Posterior capsule opacification (PCO) commonly develops following cataract surgery and is a wound-healing response that can ultimately lead to secondary visual loss. Improved management of this problem is required. The isothiocyanate, sulforaphane (SFN), is reported to exert cytoprotective and cytotoxic actions, and the latter may be exploited to treat/prevent PCO. SFN concentrations of 10 μM and above significantly impaired wound-healing in a human lens capsular bag model. A similar pattern of response was also seen with a human lens cell line, FHL124. SFN treatment promoted increased expression of endoplasmic reticulum (ER) stress genes, which also corresponded with protein expression. Evidence of autophagy was observed in response to SFN as determined by increased microtubule-associated protein 1A/1B-light chain 3 (LC3)-II levels and detection of autophagic vesicles. This response was disrupted by established autophagy inhibitors chloroquine and 3-MA. SFN was found to promote MAPK signaling, and inhibition of ERK activation using U0126 prevented SFN-induced LC3-II elevation and vesicle formation. SFN also significantly increased levels of reactive oxygen species. Taken together, our findings suggest that SFN is capable of reducing lens cell growth and viability and thus could serve as a putative therapeutic agent for PCO.
Key message: SFN reduces lens epithelial cell growth, migration, and viability. SFN can promote ER stress and autophagy in lens cells. SFN promotes MAPK signaling, and inhibition of MEK can suppress SFN-induced autophagy. ER stress and autophagy in lens cells are likely promoted by ROS production.
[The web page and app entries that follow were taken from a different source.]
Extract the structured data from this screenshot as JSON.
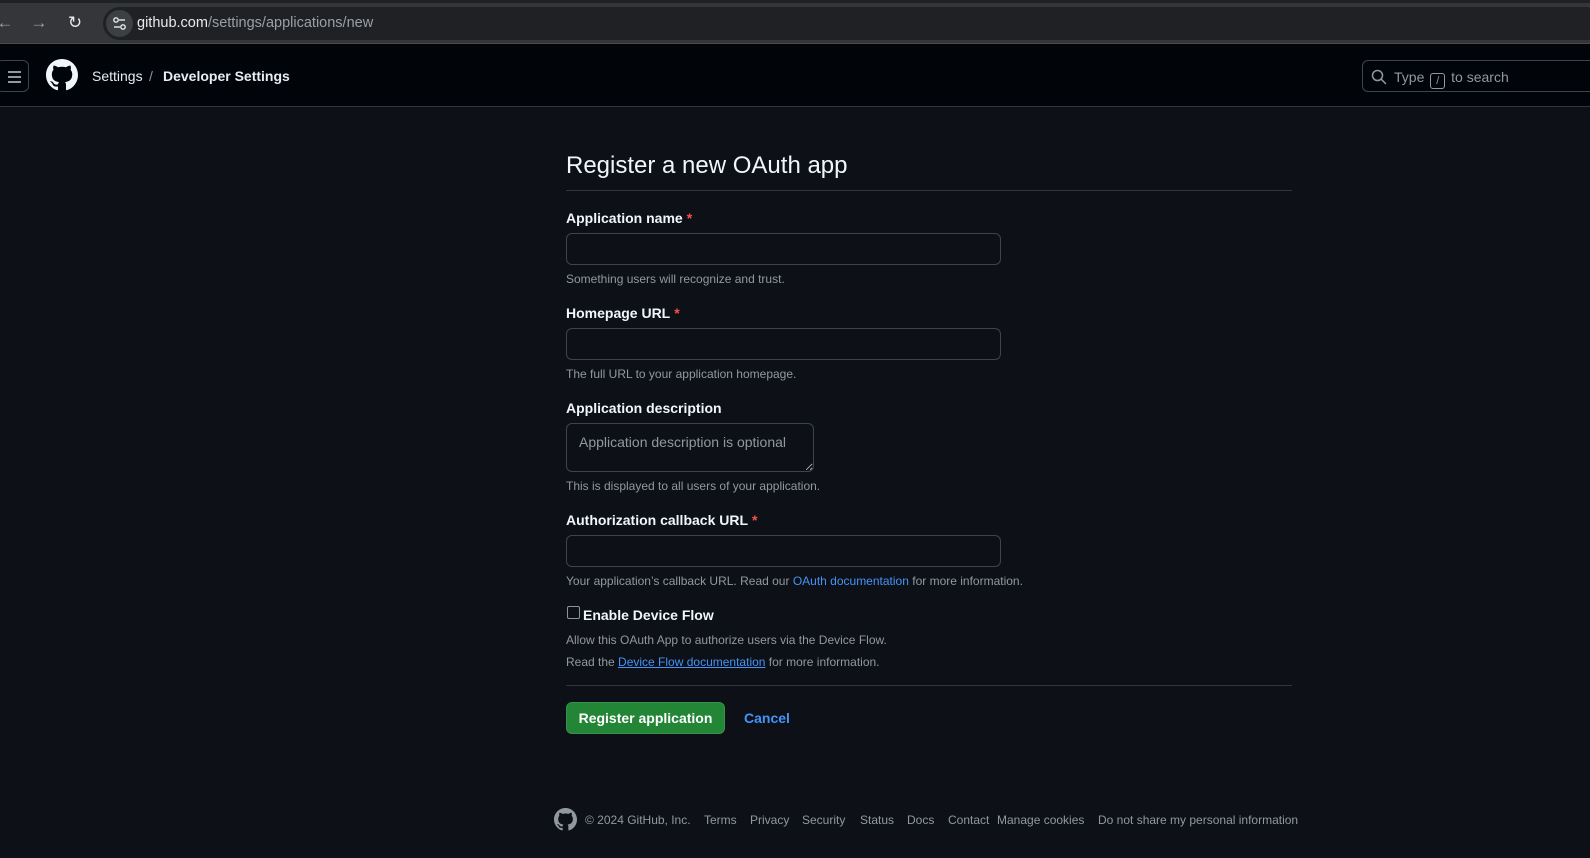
{
  "browser": {
    "url_domain": "github.com",
    "url_path": "/settings/applications/new",
    "back_icon": "arrow-left-icon",
    "forward_icon": "arrow-right-icon",
    "reload_icon": "reload-icon"
  },
  "header": {
    "breadcrumb_settings": "Settings",
    "breadcrumb_separator": "/",
    "breadcrumb_current": "Developer Settings",
    "search_prefix": "Type",
    "search_key": "/",
    "search_suffix": "to search"
  },
  "form": {
    "title": "Register a new OAuth app",
    "required_marker": "*",
    "app_name": {
      "label": "Application name",
      "value": "",
      "note": "Something users will recognize and trust."
    },
    "homepage_url": {
      "label": "Homepage URL",
      "value": "",
      "note": "The full URL to your application homepage."
    },
    "app_description": {
      "label": "Application description",
      "placeholder": "Application description is optional",
      "note": "This is displayed to all users of your application."
    },
    "callback_url": {
      "label": "Authorization callback URL",
      "value": "",
      "note_prefix": "Your application’s callback URL. Read our",
      "note_link": "OAuth documentation",
      "note_suffix": "for more information."
    },
    "device_flow": {
      "label": "Enable Device Flow",
      "checked": false,
      "note_line1": "Allow this OAuth App to authorize users via the Device Flow.",
      "note_prefix": "Read the",
      "note_link": "Device Flow documentation",
      "note_suffix": "for more information."
    },
    "submit_label": "Register application",
    "cancel_label": "Cancel"
  },
  "footer": {
    "copyright": "© 2024 GitHub, Inc.",
    "links": [
      "Terms",
      "Privacy",
      "Security",
      "Status",
      "Docs",
      "Contact",
      "Manage cookies",
      "Do not share my personal information"
    ]
  },
  "colors": {
    "page_bg": "#0d1117",
    "header_bg": "#010409",
    "accent_link": "#4493f8",
    "primary_button": "#238636",
    "required": "#f85149"
  }
}
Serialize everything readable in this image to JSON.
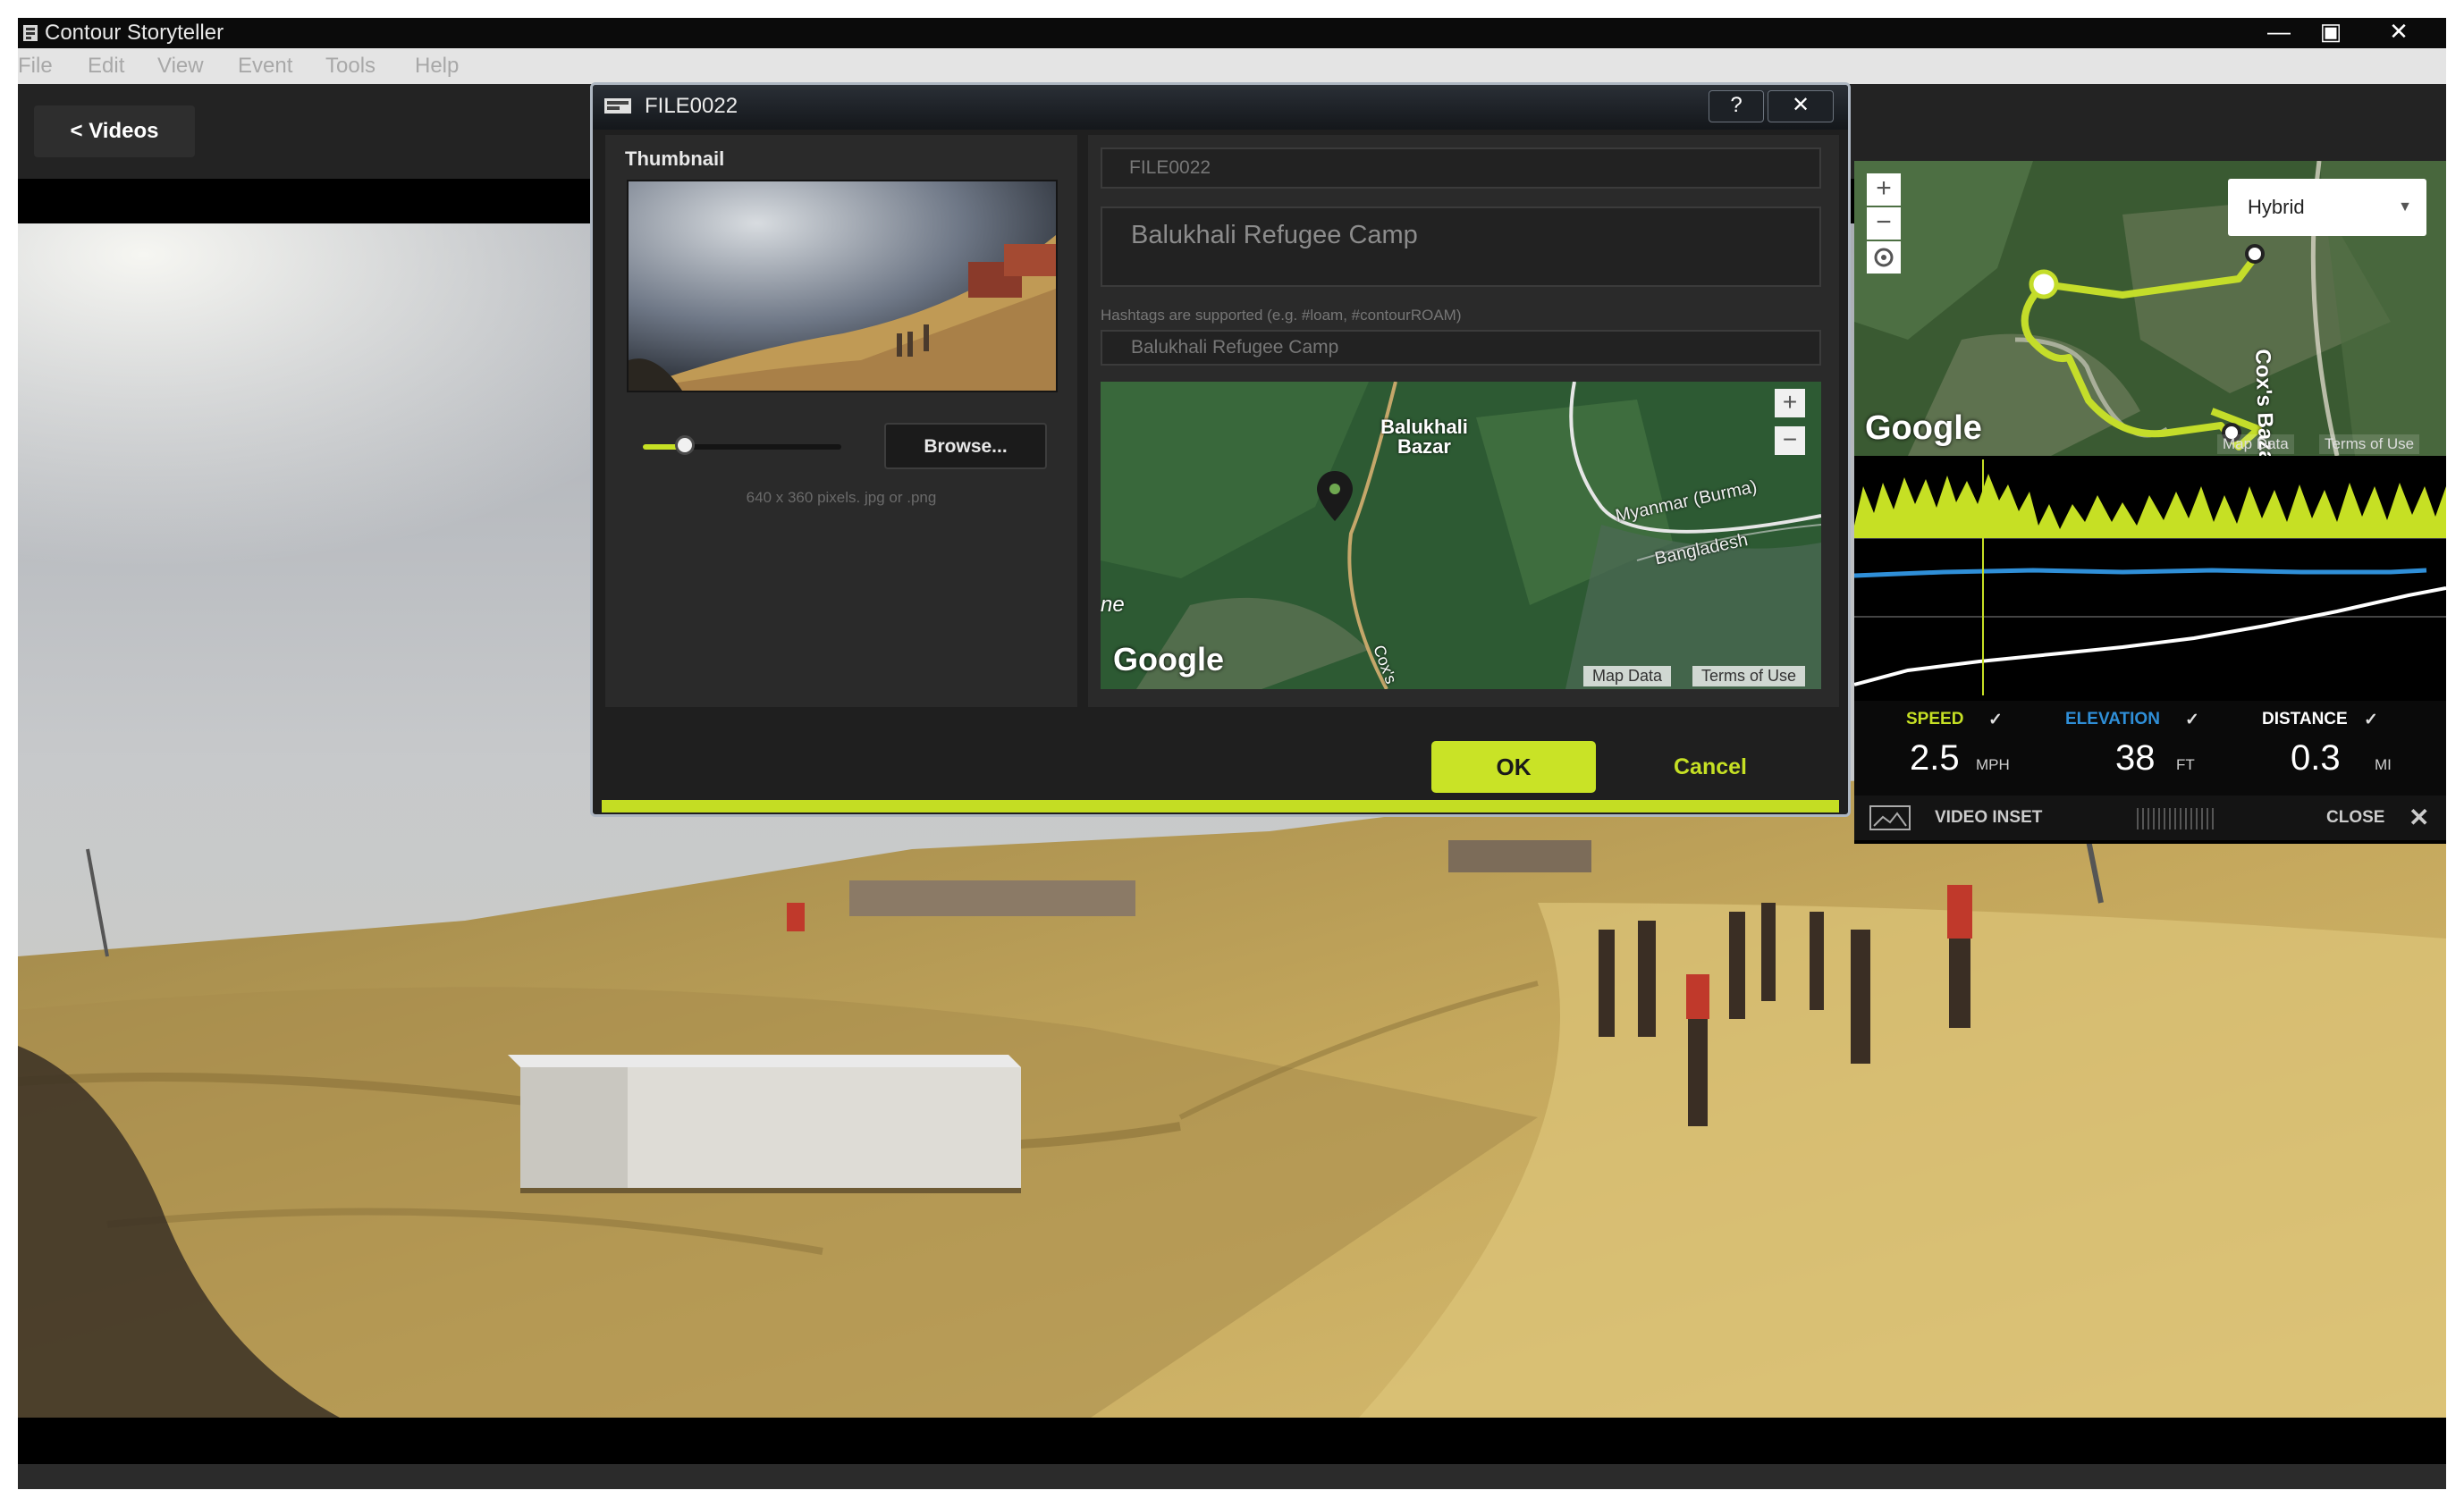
{
  "window": {
    "title": "Contour Storyteller",
    "controls": {
      "minimize": "—",
      "restore": "▣",
      "close": "✕"
    }
  },
  "menu": [
    "File",
    "Edit",
    "View",
    "Event",
    "Tools",
    "Help"
  ],
  "toolbar": {
    "back_label": "< Videos"
  },
  "dialog": {
    "title": "FILE0022",
    "help_label": "?",
    "close_label": "✕",
    "thumbnail_label": "Thumbnail",
    "browse_label": "Browse...",
    "size_hint": "640 x 360 pixels. jpg or .png",
    "name_value": "FILE0022",
    "description_value": "Balukhali Refugee Camp",
    "hashtag_hint": "Hashtags are supported (e.g. #loam, #contourROAM)",
    "tags_value": "Balukhali Refugee Camp",
    "ok_label": "OK",
    "cancel_label": "Cancel",
    "thumbnail_slider": 0.18,
    "map": {
      "place_label": "Balukhali Bazar",
      "border_label_1": "Myanmar (Burma)",
      "border_label_2": "Bangladesh",
      "road_label": "Cox's",
      "edge_label": "ne",
      "google": "Google",
      "map_data": "Map Data",
      "terms": "Terms of Use",
      "zoom_in": "+",
      "zoom_out": "−"
    }
  },
  "telemetry": {
    "map": {
      "type_select": "Hybrid",
      "google": "Google",
      "road_label": "Cox's Bazar",
      "map_data": "Map Data",
      "terms": "Terms of Use",
      "zoom_in": "+",
      "zoom_out": "−"
    },
    "metrics": [
      {
        "label": "SPEED",
        "value": "2.5",
        "unit": "MPH",
        "color": "#c6e024"
      },
      {
        "label": "ELEVATION",
        "value": "38",
        "unit": "FT",
        "color": "#2f8fd8"
      },
      {
        "label": "DISTANCE",
        "value": "0.3",
        "unit": "MI",
        "color": "#ffffff"
      }
    ],
    "check": "✓",
    "video_inset_label": "VIDEO INSET",
    "close_label": "CLOSE",
    "close_icon": "✕"
  },
  "colors": {
    "accent": "#c6e024",
    "elevation": "#2f8fd8"
  }
}
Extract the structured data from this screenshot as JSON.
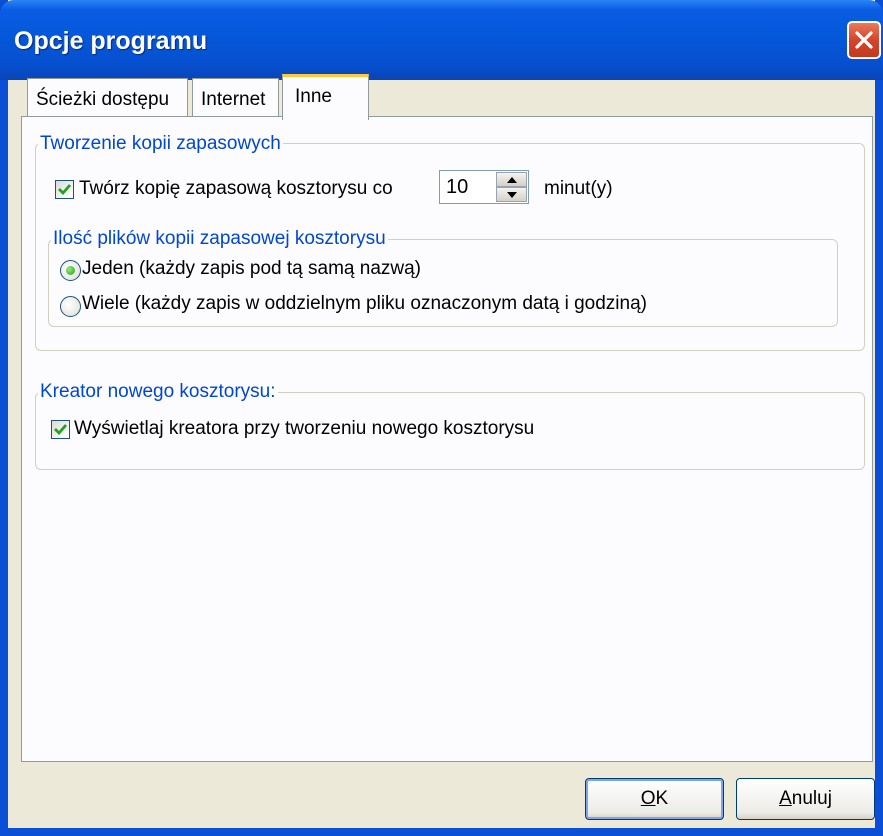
{
  "window": {
    "title": "Opcje programu",
    "close_icon": "close-icon"
  },
  "tabs": [
    {
      "label": "Ścieżki dostępu",
      "active": false
    },
    {
      "label": "Internet",
      "active": false
    },
    {
      "label": "Inne",
      "active": true
    }
  ],
  "backup_group": {
    "legend": "Tworzenie kopii zapasowych",
    "backup_checkbox": {
      "checked": true,
      "label": "Twórz kopię zapasową kosztorysu co"
    },
    "interval_value": "10",
    "interval_unit": "minut(y)",
    "files_group": {
      "legend": "Ilość plików kopii zapasowej kosztorysu",
      "options": [
        {
          "label": "Jeden (każdy zapis pod tą samą nazwą)",
          "selected": true
        },
        {
          "label": "Wiele (każdy zapis w oddzielnym pliku oznaczonym datą i godziną)",
          "selected": false
        }
      ]
    }
  },
  "wizard_group": {
    "legend": "Kreator nowego kosztorysu:",
    "wizard_checkbox": {
      "checked": true,
      "label": "Wyświetlaj kreatora przy tworzeniu nowego kosztorysu"
    }
  },
  "buttons": {
    "ok": {
      "mnemonic": "O",
      "rest": "K"
    },
    "cancel": {
      "mnemonic": "A",
      "rest": "nuluj"
    }
  },
  "colors": {
    "titlebar": "#0558d9",
    "dialog_bg": "#ece9d8",
    "panel_bg": "#fcfcfe",
    "group_legend": "#0046d5",
    "active_tab_accent": "#ffc83c",
    "check_mark": "#21a121"
  }
}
SFN may help prevent posterior capsule opacification after cataract surgery.
Keywords: Autophagy flux; ER stress; Lens; Posterior capsule opacification; Sulforaphane.